→ Task directions
Nothing but the records, copied exactly and stripped of pictures, should be in the answer.

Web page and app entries
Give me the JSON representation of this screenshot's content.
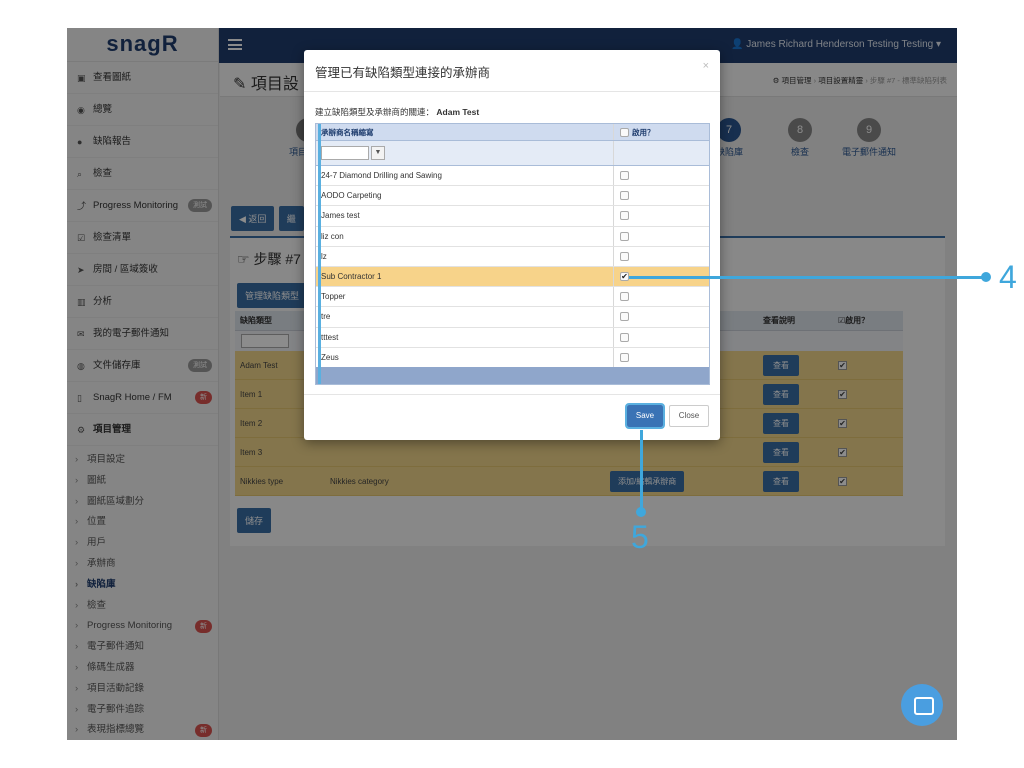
{
  "app": {
    "logo": "snagR",
    "user": "James Richard Henderson Testing Testing ▾"
  },
  "sidebar": {
    "items": [
      {
        "icon": "image-icon",
        "glyph": "▣",
        "label": "查看圖紙"
      },
      {
        "icon": "dashboard-icon",
        "glyph": "◉",
        "label": "總覽"
      },
      {
        "icon": "pin-icon",
        "glyph": "●",
        "label": "缺陷報告"
      },
      {
        "icon": "search-icon",
        "glyph": "⌕",
        "label": "檢查"
      },
      {
        "icon": "chart-icon",
        "glyph": "⤴",
        "label": "Progress Monitoring",
        "badge": "測試"
      },
      {
        "icon": "checklist-icon",
        "glyph": "☑",
        "label": "檢查清單"
      },
      {
        "icon": "send-icon",
        "glyph": "➤",
        "label": "房間 / 區域簽收"
      },
      {
        "icon": "bar-chart-icon",
        "glyph": "▥",
        "label": "分析"
      },
      {
        "icon": "mail-icon",
        "glyph": "✉",
        "label": "我的電子郵件通知"
      },
      {
        "icon": "folder-icon",
        "glyph": "◍",
        "label": "文件儲存庫",
        "badge": "測試"
      },
      {
        "icon": "tablet-icon",
        "glyph": "▯",
        "label": "SnagR Home / FM",
        "badge": "新"
      },
      {
        "icon": "cogs-icon",
        "glyph": "⚙",
        "label": "項目管理"
      }
    ],
    "subitems": [
      {
        "label": "項目設定"
      },
      {
        "label": "圖紙"
      },
      {
        "label": "圖紙區域劃分"
      },
      {
        "label": "位置"
      },
      {
        "label": "用戶"
      },
      {
        "label": "承辦商"
      },
      {
        "label": "缺陷庫",
        "active": true
      },
      {
        "label": "檢查"
      },
      {
        "label": "Progress Monitoring",
        "badge": "新"
      },
      {
        "label": "電子郵件通知"
      },
      {
        "label": "條碼生成器"
      },
      {
        "label": "項目活動記錄"
      },
      {
        "label": "電子郵件追踪"
      },
      {
        "label": "表現指標總覽",
        "badge": "新"
      }
    ]
  },
  "page": {
    "title": "項目設",
    "breadcrumb": {
      "a": "項目管理",
      "b": "項目設置精靈",
      "c": "步驟 #7 - 標準缺陷列表"
    },
    "steps": [
      {
        "num": "7",
        "label": "缺陷庫"
      },
      {
        "num": "8",
        "label": "檢查"
      },
      {
        "num": "9",
        "label": "電子郵件通知"
      }
    ],
    "step_label_partial": "項目",
    "back_button": "返回",
    "next_button_partial": "繼",
    "panel_title": "步驟 #7 -",
    "manage_button": "管理缺陷類型",
    "table": {
      "col_type": "缺陷類型",
      "col_desc": "查看說明",
      "col_enabled": "啟用？",
      "rows": [
        {
          "type": "Adam Test",
          "cat": "",
          "view": "查看"
        },
        {
          "type": "Item 1",
          "cat": "",
          "view": "查看"
        },
        {
          "type": "Item 2",
          "cat": "",
          "view": "查看"
        },
        {
          "type": "Item 3",
          "cat": "",
          "view": "查看"
        },
        {
          "type": "Nikkies type",
          "cat": "Nikkies category",
          "view": "查看",
          "edit": "添加/編輯承辦商"
        }
      ]
    },
    "save_button": "儲存"
  },
  "modal": {
    "title": "管理已有缺陷類型連接的承辦商",
    "close": "×",
    "subtitle_prefix": "建立缺陷類型及承辦商的關連：",
    "subtitle_name": "Adam Test",
    "col_name": "承辦商名稱縮寫",
    "col_enabled": "啟用？",
    "contractors": [
      {
        "name": "24-7 Diamond Drilling and Sawing",
        "checked": false
      },
      {
        "name": "AODO Carpeting",
        "checked": false
      },
      {
        "name": "James test",
        "checked": false
      },
      {
        "name": "liz con",
        "checked": false
      },
      {
        "name": "lz",
        "checked": false
      },
      {
        "name": "Sub Contractor 1",
        "checked": true
      },
      {
        "name": "Topper",
        "checked": false
      },
      {
        "name": "tre",
        "checked": false
      },
      {
        "name": "tttest",
        "checked": false
      },
      {
        "name": "Zeus",
        "checked": false
      }
    ],
    "save": "Save",
    "close_button": "Close"
  },
  "callouts": {
    "four": "4",
    "five": "5"
  },
  "colors": {
    "accent": "#3fa7dc",
    "nav": "#1f3d6e",
    "highlight": "#f7d38a"
  }
}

→ Your response
Give me the JSON representation of this screenshot's content.
{
  "app": {
    "logo": "snagR",
    "user": "James Richard Henderson Testing Testing ▾"
  },
  "sidebar": {
    "items": [
      {
        "icon": "image-icon",
        "glyph": "▣",
        "label": "查看圖紙"
      },
      {
        "icon": "dashboard-icon",
        "glyph": "◉",
        "label": "總覽"
      },
      {
        "icon": "pin-icon",
        "glyph": "●",
        "label": "缺陷報告"
      },
      {
        "icon": "search-icon",
        "glyph": "⌕",
        "label": "檢查"
      },
      {
        "icon": "chart-icon",
        "glyph": "⤴",
        "label": "Progress Monitoring",
        "badge": "測試"
      },
      {
        "icon": "checklist-icon",
        "glyph": "☑",
        "label": "檢查清單"
      },
      {
        "icon": "send-icon",
        "glyph": "➤",
        "label": "房間 / 區域簽收"
      },
      {
        "icon": "bar-chart-icon",
        "glyph": "▥",
        "label": "分析"
      },
      {
        "icon": "mail-icon",
        "glyph": "✉",
        "label": "我的電子郵件通知"
      },
      {
        "icon": "folder-icon",
        "glyph": "◍",
        "label": "文件儲存庫",
        "badge": "測試"
      },
      {
        "icon": "tablet-icon",
        "glyph": "▯",
        "label": "SnagR Home / FM",
        "badge": "新"
      },
      {
        "icon": "cogs-icon",
        "glyph": "⚙",
        "label": "項目管理"
      }
    ],
    "subitems": [
      {
        "label": "項目設定"
      },
      {
        "label": "圖紙"
      },
      {
        "label": "圖紙區域劃分"
      },
      {
        "label": "位置"
      },
      {
        "label": "用戶"
      },
      {
        "label": "承辦商"
      },
      {
        "label": "缺陷庫",
        "active": true
      },
      {
        "label": "檢查"
      },
      {
        "label": "Progress Monitoring",
        "badge": "新"
      },
      {
        "label": "電子郵件通知"
      },
      {
        "label": "條碼生成器"
      },
      {
        "label": "項目活動記錄"
      },
      {
        "label": "電子郵件追踪"
      },
      {
        "label": "表現指標總覽",
        "badge": "新"
      }
    ]
  },
  "page": {
    "title": "項目設",
    "breadcrumb": {
      "a": "項目管理",
      "b": "項目設置精靈",
      "c": "步驟 #7 - 標準缺陷列表"
    },
    "steps": [
      {
        "num": "7",
        "label": "缺陷庫"
      },
      {
        "num": "8",
        "label": "檢查"
      },
      {
        "num": "9",
        "label": "電子郵件通知"
      }
    ],
    "step_label_partial": "項目",
    "back_button": "返回",
    "next_button_partial": "繼",
    "panel_title": "步驟 #7 -",
    "manage_button": "管理缺陷類型",
    "table": {
      "col_type": "缺陷類型",
      "col_desc": "查看說明",
      "col_enabled": "啟用？",
      "rows": [
        {
          "type": "Adam Test",
          "cat": "",
          "view": "查看"
        },
        {
          "type": "Item 1",
          "cat": "",
          "view": "查看"
        },
        {
          "type": "Item 2",
          "cat": "",
          "view": "查看"
        },
        {
          "type": "Item 3",
          "cat": "",
          "view": "查看"
        },
        {
          "type": "Nikkies type",
          "cat": "Nikkies category",
          "view": "查看",
          "edit": "添加/編輯承辦商"
        }
      ]
    },
    "save_button": "儲存"
  },
  "modal": {
    "title": "管理已有缺陷類型連接的承辦商",
    "close": "×",
    "subtitle_prefix": "建立缺陷類型及承辦商的關連：",
    "subtitle_name": "Adam Test",
    "col_name": "承辦商名稱縮寫",
    "col_enabled": "啟用？",
    "contractors": [
      {
        "name": "24-7 Diamond Drilling and Sawing",
        "checked": false
      },
      {
        "name": "AODO Carpeting",
        "checked": false
      },
      {
        "name": "James test",
        "checked": false
      },
      {
        "name": "liz con",
        "checked": false
      },
      {
        "name": "lz",
        "checked": false
      },
      {
        "name": "Sub Contractor 1",
        "checked": true
      },
      {
        "name": "Topper",
        "checked": false
      },
      {
        "name": "tre",
        "checked": false
      },
      {
        "name": "tttest",
        "checked": false
      },
      {
        "name": "Zeus",
        "checked": false
      }
    ],
    "save": "Save",
    "close_button": "Close"
  },
  "callouts": {
    "four": "4",
    "five": "5"
  },
  "colors": {
    "accent": "#3fa7dc",
    "nav": "#1f3d6e",
    "highlight": "#f7d38a"
  }
}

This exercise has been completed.